From Our Editors

Antarctica has long been a geographical target for those with a sense of wanderlust and passion for adventure. The very name evokes images of a harsh, desolate beauty and journalist Sara Wheeler captures the icy continent's strange allure brilliantly in this illuminating volume. From the doomed expeditions of Scott and Shackleton to details of her own seven-month adventure in Antarctica, the acclaimed Terra Incognita: Travels in Antarctica is travel writing at its most compelling and entertaining.

Editorial Reviews

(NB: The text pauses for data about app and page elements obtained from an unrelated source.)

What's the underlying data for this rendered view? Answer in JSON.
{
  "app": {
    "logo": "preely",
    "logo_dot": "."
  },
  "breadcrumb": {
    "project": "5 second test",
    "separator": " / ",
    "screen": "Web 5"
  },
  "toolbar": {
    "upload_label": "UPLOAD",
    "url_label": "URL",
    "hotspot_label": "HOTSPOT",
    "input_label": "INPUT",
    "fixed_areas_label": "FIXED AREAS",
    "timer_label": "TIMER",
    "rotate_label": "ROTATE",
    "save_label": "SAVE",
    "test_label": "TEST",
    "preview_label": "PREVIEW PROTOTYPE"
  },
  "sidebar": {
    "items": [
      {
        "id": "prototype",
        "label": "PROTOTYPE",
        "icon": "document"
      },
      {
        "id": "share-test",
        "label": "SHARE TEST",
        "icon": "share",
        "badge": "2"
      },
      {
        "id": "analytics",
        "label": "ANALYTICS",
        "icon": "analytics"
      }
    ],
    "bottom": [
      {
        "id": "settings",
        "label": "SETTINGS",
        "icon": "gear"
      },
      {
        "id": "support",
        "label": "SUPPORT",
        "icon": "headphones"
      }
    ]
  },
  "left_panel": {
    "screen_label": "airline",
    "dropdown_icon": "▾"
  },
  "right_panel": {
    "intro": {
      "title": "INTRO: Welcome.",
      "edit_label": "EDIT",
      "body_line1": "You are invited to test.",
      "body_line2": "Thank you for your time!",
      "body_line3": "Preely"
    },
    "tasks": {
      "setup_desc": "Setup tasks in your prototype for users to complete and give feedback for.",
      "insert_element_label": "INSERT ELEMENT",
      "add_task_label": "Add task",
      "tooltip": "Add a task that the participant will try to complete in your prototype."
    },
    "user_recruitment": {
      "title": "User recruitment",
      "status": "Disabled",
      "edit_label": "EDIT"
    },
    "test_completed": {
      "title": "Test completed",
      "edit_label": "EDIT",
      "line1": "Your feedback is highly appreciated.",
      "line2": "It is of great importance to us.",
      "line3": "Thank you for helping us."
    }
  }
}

"A triumph . . . I cannot believe that anything better will ever be written about Antarctica." --Daily Telegraph"Compelling . . . leaves the reader with a visceral understanding of the mysterious, even sublime power the poles have exertedon the human imagination, and the desolate beauty that resides there amid the glaciers and icebergs and penguins."--Michiko Kakutani, The New York Times"I have read many accounts of polar exploration, but never one which so touchingly describes its emotional topography. . . . What she has done could not be done better." --Richard Eyre, The Independent "The first funny book about Antarctica." --Los Angeles Times